> _Work order_: Your reply should be one number: how many lines of the material contain the word "Targets".

Start of Entries provided

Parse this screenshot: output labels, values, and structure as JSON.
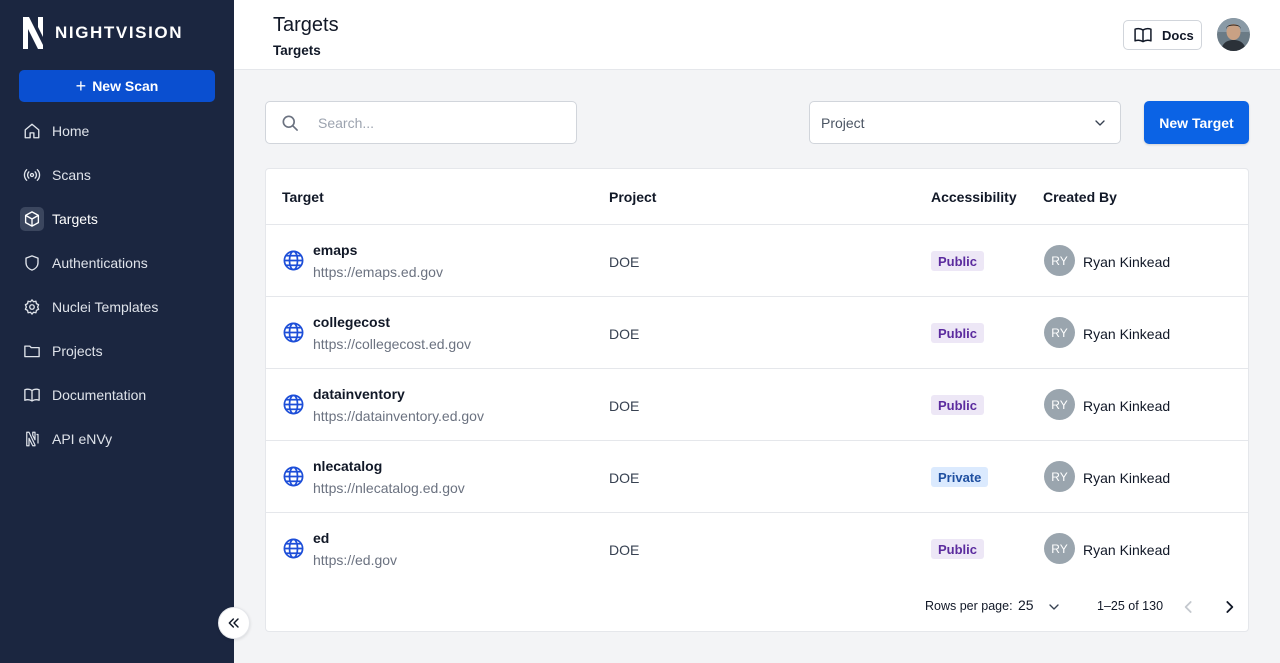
{
  "sidebar": {
    "brand": "NIGHTVISION",
    "new_scan_label": "New Scan",
    "items": [
      {
        "label": "Home",
        "icon": "home-icon"
      },
      {
        "label": "Scans",
        "icon": "broadcast-icon"
      },
      {
        "label": "Targets",
        "icon": "cube-icon",
        "active": true
      },
      {
        "label": "Authentications",
        "icon": "shield-icon"
      },
      {
        "label": "Nuclei Templates",
        "icon": "gear-icon"
      },
      {
        "label": "Projects",
        "icon": "folder-icon"
      },
      {
        "label": "Documentation",
        "icon": "book-icon"
      },
      {
        "label": "API eNVy",
        "icon": "api-envy-icon"
      }
    ]
  },
  "header": {
    "title": "Targets",
    "breadcrumb": "Targets",
    "docs_label": "Docs"
  },
  "toolbar": {
    "search_placeholder": "Search...",
    "project_placeholder": "Project",
    "new_target_label": "New Target"
  },
  "table": {
    "columns": {
      "target": "Target",
      "project": "Project",
      "accessibility": "Accessibility",
      "created_by": "Created By"
    },
    "rows": [
      {
        "name": "emaps",
        "url": "https://emaps.ed.gov",
        "project": "DOE",
        "access": "Public",
        "initials": "RY",
        "user": "Ryan Kinkead"
      },
      {
        "name": "collegecost",
        "url": "https://collegecost.ed.gov",
        "project": "DOE",
        "access": "Public",
        "initials": "RY",
        "user": "Ryan Kinkead"
      },
      {
        "name": "datainventory",
        "url": "https://datainventory.ed.gov",
        "project": "DOE",
        "access": "Public",
        "initials": "RY",
        "user": "Ryan Kinkead"
      },
      {
        "name": "nlecatalog",
        "url": "https://nlecatalog.ed.gov",
        "project": "DOE",
        "access": "Private",
        "initials": "RY",
        "user": "Ryan Kinkead"
      },
      {
        "name": "ed",
        "url": "https://ed.gov",
        "project": "DOE",
        "access": "Public",
        "initials": "RY",
        "user": "Ryan Kinkead"
      }
    ]
  },
  "pagination": {
    "rows_per_page_label": "Rows per page:",
    "rows_per_page": "25",
    "range": "1–25 of 130"
  },
  "colors": {
    "sidebar_bg": "#1b2640",
    "primary": "#0b63e5",
    "globe": "#1d4ed8",
    "public_badge": "#ede7f6",
    "private_badge": "#dbeafe"
  }
}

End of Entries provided

> _Written response_: 3